_What the task requires:_ In the data below, how many lines include the word "RADIUS"? Give only the number.

(Beginning of Input data)

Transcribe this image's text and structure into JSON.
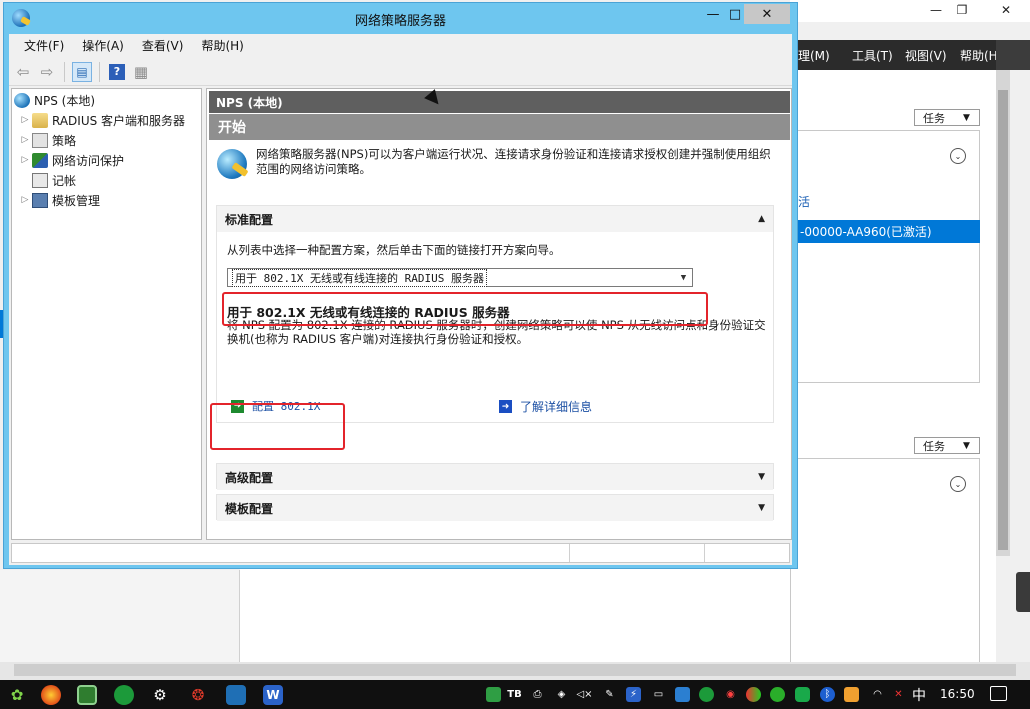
{
  "window": {
    "title": "网络策略服务器",
    "minimize_glyph": "—",
    "maximize_glyph": "□",
    "close_glyph": "✕"
  },
  "menu": [
    "文件(F)",
    "操作(A)",
    "查看(V)",
    "帮助(H)"
  ],
  "toolbar": {
    "back_icon": "⇦",
    "forward_icon": "⇨",
    "console_tree_icon": "▤",
    "help_icon": "?",
    "properties_icon": "▦"
  },
  "tree": {
    "root": "NPS (本地)",
    "items": [
      "RADIUS 客户端和服务器",
      "策略",
      "网络访问保护",
      "记帐",
      "模板管理"
    ]
  },
  "content": {
    "header": "NPS (本地)",
    "subheader": "开始",
    "intro": "网络策略服务器(NPS)可以为客户端运行状况、连接请求身份验证和连接请求授权创建并强制使用组织范围的网络访问策略。",
    "standard": {
      "title": "标准配置",
      "description": "从列表中选择一种配置方案，然后单击下面的链接打开方案向导。",
      "selected_option": "用于 802.1X 无线或有线连接的 RADIUS 服务器",
      "option_title": "用于 802.1X 无线或有线连接的 RADIUS 服务器",
      "option_desc": "将 NPS 配置为 802.1X 连接的 RADIUS 服务器时，创建网络策略可以使 NPS 从无线访问点和身份验证交换机(也称为 RADIUS 客户端)对连接执行身份验证和授权。",
      "configure_link": "配置 802.1X",
      "learn_link": "了解详细信息"
    },
    "advanced_title": "高级配置",
    "template_title": "模板配置"
  },
  "background": {
    "menu": [
      "理(M)",
      "工具(T)",
      "视图(V)",
      "帮助(H)"
    ],
    "tasks_label": "任务",
    "link_fragment": "活",
    "highlight_row": "-00000-AA960(已激活)"
  },
  "taskbar": {
    "ime": "中",
    "time": "16:50"
  },
  "colors": {
    "title_bar": "#6ec6ef",
    "header_dark": "#5f5f5f",
    "header_mid": "#8f8f8f",
    "highlight_red": "#e3242b",
    "link_blue": "#1b4fa3",
    "selection_blue": "#0078d7"
  }
}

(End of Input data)

_Task solution:_ 4